For the past 16 years, I have been one of those “good” teachers: the one parents request, the one administration knows will not only keep issues to a minimum, but also manage to teach even the toughest student a thing or two in nine months. Even as a post-undergrad newbie, my “at-risk” students would score surprisingly high on standardized tests and they still liked coming to school every day, which is today’s equivalent of an educational unicorn.
How did I do that? For one thing, I was obsessed with data long before it was cool. Students in special education undergo a great deal of testing and, believe it or not, sometimes those tests contain clues as how best to approach teaching students who struggle to learn in a traditional way. And if a student didn’t have the testing, I innocently asked for it, naively not knowing that triggered a legally binding timeline.

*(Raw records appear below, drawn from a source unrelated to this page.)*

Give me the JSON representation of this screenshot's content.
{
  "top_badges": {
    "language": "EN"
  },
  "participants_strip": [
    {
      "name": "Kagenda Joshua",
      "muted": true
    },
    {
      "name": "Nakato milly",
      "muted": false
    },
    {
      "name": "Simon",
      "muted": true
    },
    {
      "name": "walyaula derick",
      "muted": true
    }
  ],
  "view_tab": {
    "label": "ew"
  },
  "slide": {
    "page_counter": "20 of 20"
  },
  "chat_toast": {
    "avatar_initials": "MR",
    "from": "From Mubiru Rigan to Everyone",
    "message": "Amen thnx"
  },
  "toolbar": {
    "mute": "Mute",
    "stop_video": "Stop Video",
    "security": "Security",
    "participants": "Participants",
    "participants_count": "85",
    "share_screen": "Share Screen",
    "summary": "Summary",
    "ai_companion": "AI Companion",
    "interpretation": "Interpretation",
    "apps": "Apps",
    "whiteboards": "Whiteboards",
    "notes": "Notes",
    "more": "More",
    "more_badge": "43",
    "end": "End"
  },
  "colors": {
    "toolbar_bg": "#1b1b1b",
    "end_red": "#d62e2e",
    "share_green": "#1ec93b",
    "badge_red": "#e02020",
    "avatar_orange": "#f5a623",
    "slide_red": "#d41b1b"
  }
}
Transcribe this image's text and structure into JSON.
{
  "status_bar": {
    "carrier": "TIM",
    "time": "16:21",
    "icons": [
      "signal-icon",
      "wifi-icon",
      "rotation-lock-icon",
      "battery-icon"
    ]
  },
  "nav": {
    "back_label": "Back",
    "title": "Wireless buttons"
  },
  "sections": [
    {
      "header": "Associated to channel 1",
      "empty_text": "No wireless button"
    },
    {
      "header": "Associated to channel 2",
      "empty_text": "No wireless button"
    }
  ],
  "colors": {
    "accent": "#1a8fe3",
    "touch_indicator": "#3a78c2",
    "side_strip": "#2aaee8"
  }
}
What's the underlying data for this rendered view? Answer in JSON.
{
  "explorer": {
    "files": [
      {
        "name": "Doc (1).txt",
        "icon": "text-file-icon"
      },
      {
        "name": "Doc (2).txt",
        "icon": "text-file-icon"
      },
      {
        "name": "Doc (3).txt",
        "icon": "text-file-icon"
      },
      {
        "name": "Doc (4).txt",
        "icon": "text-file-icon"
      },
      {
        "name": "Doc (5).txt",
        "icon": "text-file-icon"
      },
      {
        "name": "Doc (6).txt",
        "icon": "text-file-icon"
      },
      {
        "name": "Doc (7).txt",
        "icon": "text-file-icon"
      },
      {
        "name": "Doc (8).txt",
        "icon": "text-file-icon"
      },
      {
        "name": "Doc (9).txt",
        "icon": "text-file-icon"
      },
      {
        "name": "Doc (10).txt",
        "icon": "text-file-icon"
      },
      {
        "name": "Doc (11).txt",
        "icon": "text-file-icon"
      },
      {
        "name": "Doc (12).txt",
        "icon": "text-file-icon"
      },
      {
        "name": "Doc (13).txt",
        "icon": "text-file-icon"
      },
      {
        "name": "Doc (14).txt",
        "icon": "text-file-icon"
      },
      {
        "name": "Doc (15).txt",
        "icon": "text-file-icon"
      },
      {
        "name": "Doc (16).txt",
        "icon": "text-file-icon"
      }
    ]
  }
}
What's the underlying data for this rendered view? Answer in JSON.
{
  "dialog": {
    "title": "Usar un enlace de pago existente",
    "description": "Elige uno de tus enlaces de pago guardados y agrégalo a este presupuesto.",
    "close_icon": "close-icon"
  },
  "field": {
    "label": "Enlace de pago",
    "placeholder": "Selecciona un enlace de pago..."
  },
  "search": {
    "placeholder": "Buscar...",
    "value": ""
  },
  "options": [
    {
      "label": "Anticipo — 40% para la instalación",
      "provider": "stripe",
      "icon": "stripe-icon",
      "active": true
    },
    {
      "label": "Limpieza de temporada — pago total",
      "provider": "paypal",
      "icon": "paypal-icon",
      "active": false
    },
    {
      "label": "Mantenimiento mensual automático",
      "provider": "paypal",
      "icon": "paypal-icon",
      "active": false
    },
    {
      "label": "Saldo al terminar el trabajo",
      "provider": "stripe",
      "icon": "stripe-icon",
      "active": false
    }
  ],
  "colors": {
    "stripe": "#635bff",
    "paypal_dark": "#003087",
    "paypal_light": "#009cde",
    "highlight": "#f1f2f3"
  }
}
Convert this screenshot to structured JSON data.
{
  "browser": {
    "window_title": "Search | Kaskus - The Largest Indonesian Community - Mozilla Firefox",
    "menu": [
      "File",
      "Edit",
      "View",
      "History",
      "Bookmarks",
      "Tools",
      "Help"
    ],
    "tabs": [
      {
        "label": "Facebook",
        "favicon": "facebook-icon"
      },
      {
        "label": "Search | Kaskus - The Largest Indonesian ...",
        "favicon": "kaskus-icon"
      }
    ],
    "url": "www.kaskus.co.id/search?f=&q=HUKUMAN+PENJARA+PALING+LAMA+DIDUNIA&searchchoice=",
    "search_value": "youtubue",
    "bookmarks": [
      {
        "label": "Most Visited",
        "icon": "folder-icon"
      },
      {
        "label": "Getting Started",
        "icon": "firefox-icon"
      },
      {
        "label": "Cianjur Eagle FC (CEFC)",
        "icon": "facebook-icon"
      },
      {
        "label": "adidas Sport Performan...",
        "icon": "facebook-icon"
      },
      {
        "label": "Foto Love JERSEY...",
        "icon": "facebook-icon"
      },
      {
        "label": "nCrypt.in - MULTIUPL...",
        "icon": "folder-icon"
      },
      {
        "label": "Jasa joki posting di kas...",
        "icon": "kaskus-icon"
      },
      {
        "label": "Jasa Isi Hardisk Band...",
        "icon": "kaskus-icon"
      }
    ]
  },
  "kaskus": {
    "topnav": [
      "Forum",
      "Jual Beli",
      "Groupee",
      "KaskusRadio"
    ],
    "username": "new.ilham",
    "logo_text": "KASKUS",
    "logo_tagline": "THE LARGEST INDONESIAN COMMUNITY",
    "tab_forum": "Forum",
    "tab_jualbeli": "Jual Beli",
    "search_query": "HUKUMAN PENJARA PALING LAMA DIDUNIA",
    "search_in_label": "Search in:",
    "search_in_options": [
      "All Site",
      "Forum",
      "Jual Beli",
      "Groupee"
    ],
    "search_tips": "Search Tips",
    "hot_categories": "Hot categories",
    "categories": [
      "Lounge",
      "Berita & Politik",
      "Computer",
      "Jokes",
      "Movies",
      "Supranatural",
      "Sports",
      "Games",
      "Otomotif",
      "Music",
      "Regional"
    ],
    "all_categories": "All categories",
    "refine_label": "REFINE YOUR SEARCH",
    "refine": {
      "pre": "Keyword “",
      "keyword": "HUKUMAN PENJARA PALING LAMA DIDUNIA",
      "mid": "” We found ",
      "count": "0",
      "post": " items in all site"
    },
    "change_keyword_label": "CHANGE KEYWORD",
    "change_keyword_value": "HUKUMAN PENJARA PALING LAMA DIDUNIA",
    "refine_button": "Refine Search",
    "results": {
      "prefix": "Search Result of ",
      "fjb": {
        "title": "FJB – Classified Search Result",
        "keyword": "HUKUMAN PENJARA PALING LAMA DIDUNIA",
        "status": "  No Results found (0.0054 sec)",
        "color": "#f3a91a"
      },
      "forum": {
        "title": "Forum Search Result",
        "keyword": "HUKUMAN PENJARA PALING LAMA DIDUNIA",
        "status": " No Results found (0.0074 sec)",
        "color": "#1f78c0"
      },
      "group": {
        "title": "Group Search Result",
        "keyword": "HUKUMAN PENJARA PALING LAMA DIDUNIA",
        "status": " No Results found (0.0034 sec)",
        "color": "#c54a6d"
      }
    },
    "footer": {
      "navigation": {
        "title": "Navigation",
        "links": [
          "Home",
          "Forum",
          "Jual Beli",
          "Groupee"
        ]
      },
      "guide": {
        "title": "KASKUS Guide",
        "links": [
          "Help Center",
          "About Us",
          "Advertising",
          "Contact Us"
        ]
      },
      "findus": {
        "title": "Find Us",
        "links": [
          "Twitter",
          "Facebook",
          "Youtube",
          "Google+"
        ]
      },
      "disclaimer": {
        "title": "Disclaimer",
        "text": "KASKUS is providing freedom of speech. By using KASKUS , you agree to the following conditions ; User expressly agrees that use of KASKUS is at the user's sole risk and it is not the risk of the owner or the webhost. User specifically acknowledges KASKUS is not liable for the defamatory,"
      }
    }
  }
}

I just thought I was assertive.
In the past few years, all that information hasn’t been cutting it. Not because the students are any less engaging, and not because I’m suffering from the all-too-common teacher burnout. There is no richer a field than education for a person with endless questions, for a person who marvels at the human being’s capacity for change. Teaching is a magical art and burgeoning science and one that I would happily continue doing for all my days.
BUT…I have simply lost my ability to turn a blind eye to the injustice I see done to students in special education. Sure, there are “good” teachers and “good” classrooms and “good” schools, but they are exceptions not the norm. Let’s not hold them up as a way to deny the obvious: the educational system is broken.
This was much more clearly articulated by Tracy Thompson in this week’s Atlantic article, The Special-Education Charade, which details her eight year experience in the special education system on behalf of her 14-year-old daughter. As someone who has participated in literally hundreds of special education meetings, I can verify from the other side of the proverbial table that every point she asserts is true: If your child has a learning disability or AD/HD and is not a behavior problem, you are pretty much screwed. (see my previous post)
In New York City, the special education meeting that determines what kind of educational services a child is/is not eligible is supposed to be a thorough review of a child’s strengths, weaknesses, areas of progress, and continued educational goals in areas of academic concern, as well as social-emotional development, study/executive skills, and medical health. Oh, and you have to squeeze introductions in there, too, as in some cases the people at the table may have never met each other or the child being discussed. And time to read the educational evaluations if someone didn’t have a copy of them ahead of time. This meeting is usually 45 minutes long. And happens with one or more parties on a speaker phone.
For perspective, please take a moment and think of a task that takes you 45 minutes to complete. Here are some I came up with:
wash and dry a load of laundry
watch an episode of Scandal
wait in line at Ikea
bake a lasagna
get a teeth cleaning
My point is, one cannot possibly determine AN ENTIRE YEAR of a child’s educational career by committee in the time it takes to par-dry one’s nail polish. (I tested this for fun once- they were still tacky when I hung up the phone. Seriously.) Anyone who defends this system has never has a child with significant learning challenges and never felt the sheer helplessness that comes with leaving such an important issue in the hands of relative strangers. Most people within the system will not defend it, even if they are the ones running the meetings. The Department of Education is not staffed by fire-breathing dragons. They are, for the most part, well-intentioned social workers, school psychologists and educators with good intentions. But their hands are tied by the very laws meant to protect students with special needs.
There isn’t an easy answer for how to fix this. The law requires students with disabilities are educated with their same-age peers in the least restrictive environments possible. And it is cheaper for schools to place students with “less severe” disabilities in regular classrooms and offer what supports they can in that setting. (though I argue any disability can be severe depending on the context, but that’s for another day) If the law and the money are pushing the trend towards educating everyone in the same classroom (as is totally the case in NYC), then more attention needs to be given to how best to support the teachers and students in that environment. Let’s start by creating a more effective way to create the legally-binding document that tells them exactly how to do that.
And fer cryin’ out loud, let’s take longer than 45 minutes to write it.